Component data from apps and pages:
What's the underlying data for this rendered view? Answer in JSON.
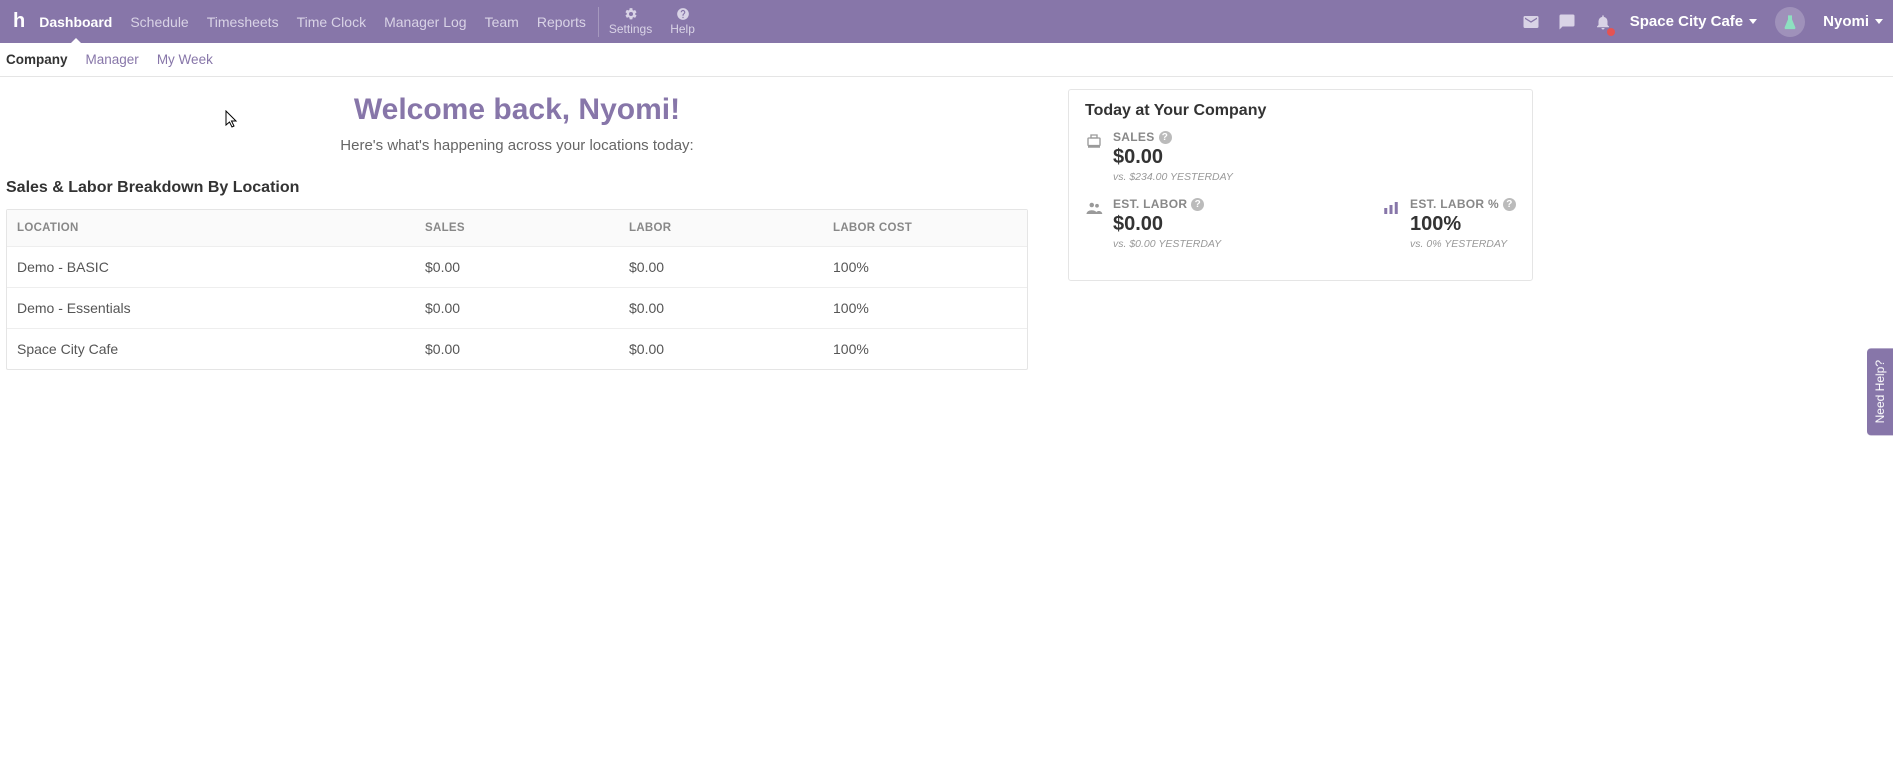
{
  "nav": {
    "logo": "h",
    "items": [
      "Dashboard",
      "Schedule",
      "Timesheets",
      "Time Clock",
      "Manager Log",
      "Team",
      "Reports"
    ],
    "active_index": 0,
    "settings": "Settings",
    "help": "Help",
    "company": "Space City Cafe",
    "user": "Nyomi"
  },
  "subnav": {
    "items": [
      "Company",
      "Manager",
      "My Week"
    ],
    "active_index": 0
  },
  "welcome": {
    "title": "Welcome back, Nyomi!",
    "subtitle": "Here's what's happening across your locations today:"
  },
  "table": {
    "title": "Sales & Labor Breakdown By Location",
    "headers": [
      "LOCATION",
      "SALES",
      "LABOR",
      "LABOR COST"
    ],
    "rows": [
      {
        "location": "Demo - BASIC",
        "sales": "$0.00",
        "labor": "$0.00",
        "labor_cost": "100%"
      },
      {
        "location": "Demo - Essentials",
        "sales": "$0.00",
        "labor": "$0.00",
        "labor_cost": "100%"
      },
      {
        "location": "Space City Cafe",
        "sales": "$0.00",
        "labor": "$0.00",
        "labor_cost": "100%"
      }
    ]
  },
  "today": {
    "title": "Today at Your Company",
    "sales": {
      "label": "SALES",
      "value": "$0.00",
      "sub": "vs. $234.00 YESTERDAY"
    },
    "est_labor": {
      "label": "EST. LABOR",
      "value": "$0.00",
      "sub": "vs. $0.00 YESTERDAY"
    },
    "est_labor_pct": {
      "label": "EST. LABOR %",
      "value": "100%",
      "sub": "vs. 0% YESTERDAY"
    }
  },
  "helptab": "Need Help?"
}
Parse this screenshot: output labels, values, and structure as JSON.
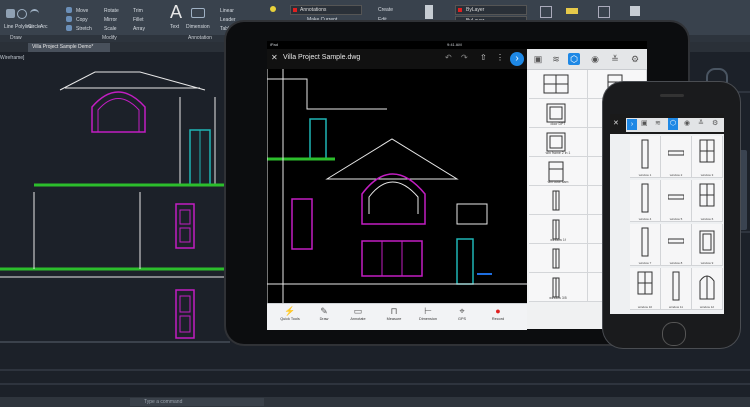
{
  "ribbon": {
    "tools": [
      {
        "label": "Line",
        "icon": "line-icon"
      },
      {
        "label": "Polyline",
        "icon": "polyline-icon"
      },
      {
        "label": "Circle",
        "icon": "circle-icon"
      },
      {
        "label": "Arc",
        "icon": "arc-icon"
      },
      {
        "label": "Move",
        "icon": "move-icon"
      },
      {
        "label": "Rotate",
        "icon": "rotate-icon"
      },
      {
        "label": "Trim",
        "icon": "trim-icon"
      },
      {
        "label": "Copy",
        "icon": "copy-icon"
      },
      {
        "label": "Mirror",
        "icon": "mirror-icon"
      },
      {
        "label": "Fillet",
        "icon": "fillet-icon"
      },
      {
        "label": "Stretch",
        "icon": "stretch-icon"
      },
      {
        "label": "Scale",
        "icon": "scale-icon"
      },
      {
        "label": "Array",
        "icon": "array-icon"
      },
      {
        "label": "Text",
        "icon": "text-icon"
      },
      {
        "label": "Dimension",
        "icon": "dimension-icon"
      },
      {
        "label": "Linear",
        "icon": "linear-icon"
      },
      {
        "label": "Leader",
        "icon": "leader-icon"
      },
      {
        "label": "Table",
        "icon": "table-icon"
      },
      {
        "label": "Annotations",
        "icon": "layer-icon"
      },
      {
        "label": "Make Current",
        "icon": "make-current-icon"
      },
      {
        "label": "Create",
        "icon": "create-icon"
      },
      {
        "label": "Edit",
        "icon": "edit-icon"
      },
      {
        "label": "ByLayer",
        "icon": "color-icon"
      },
      {
        "label": "ByLayer",
        "icon": "linetype-icon"
      }
    ],
    "panels": [
      "Draw",
      "Modify",
      "Annotation"
    ]
  },
  "file_tab": "Villa Project Sample Demo*",
  "viewport_label": "Wireframe]",
  "command_placeholder": "Type a command",
  "tablet": {
    "status_left": "iPad",
    "status_time": "9:41 AM",
    "title": "Villa Project Sample.dwg",
    "toolbar": [
      {
        "label": "Quick Tools",
        "icon": "quick-tools-icon"
      },
      {
        "label": "Draw",
        "icon": "draw-icon"
      },
      {
        "label": "Annotate",
        "icon": "annotate-icon"
      },
      {
        "label": "Measure",
        "icon": "measure-icon"
      },
      {
        "label": "Dimension",
        "icon": "dimension-icon"
      },
      {
        "label": "GPS",
        "icon": "gps-icon"
      },
      {
        "label": "Record",
        "icon": "record-icon"
      }
    ],
    "blocks": [
      "",
      "",
      "door DPT",
      "",
      "win frame 2 in 1",
      "win frame frame 2",
      "win door sam",
      "window 2",
      "",
      "",
      "window 1f",
      "window 2f",
      "",
      "",
      "window 3/5",
      "window fixt"
    ]
  },
  "phone": {
    "blocks": [
      "window 1",
      "window 2",
      "window 3",
      "window 4",
      "window 5",
      "window 6",
      "window 7",
      "window 8",
      "window 9",
      "window 10",
      "window 11",
      "window 12"
    ]
  },
  "colors": {
    "cad_background": "#1c2129",
    "magenta": "#c21ec2",
    "cyan": "#1fb5b5",
    "green": "#2cbe2c",
    "white_line": "#e8e8e8",
    "accent_blue": "#1e88e5",
    "record_red": "#e02020"
  }
}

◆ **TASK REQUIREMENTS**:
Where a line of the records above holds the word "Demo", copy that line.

◆ **RESPONSE TO THE TASK**:
        "location": "Demo - BASIC",
        "location": "Demo - Essentials",
  "file_tab": "Villa Project Sample Demo*",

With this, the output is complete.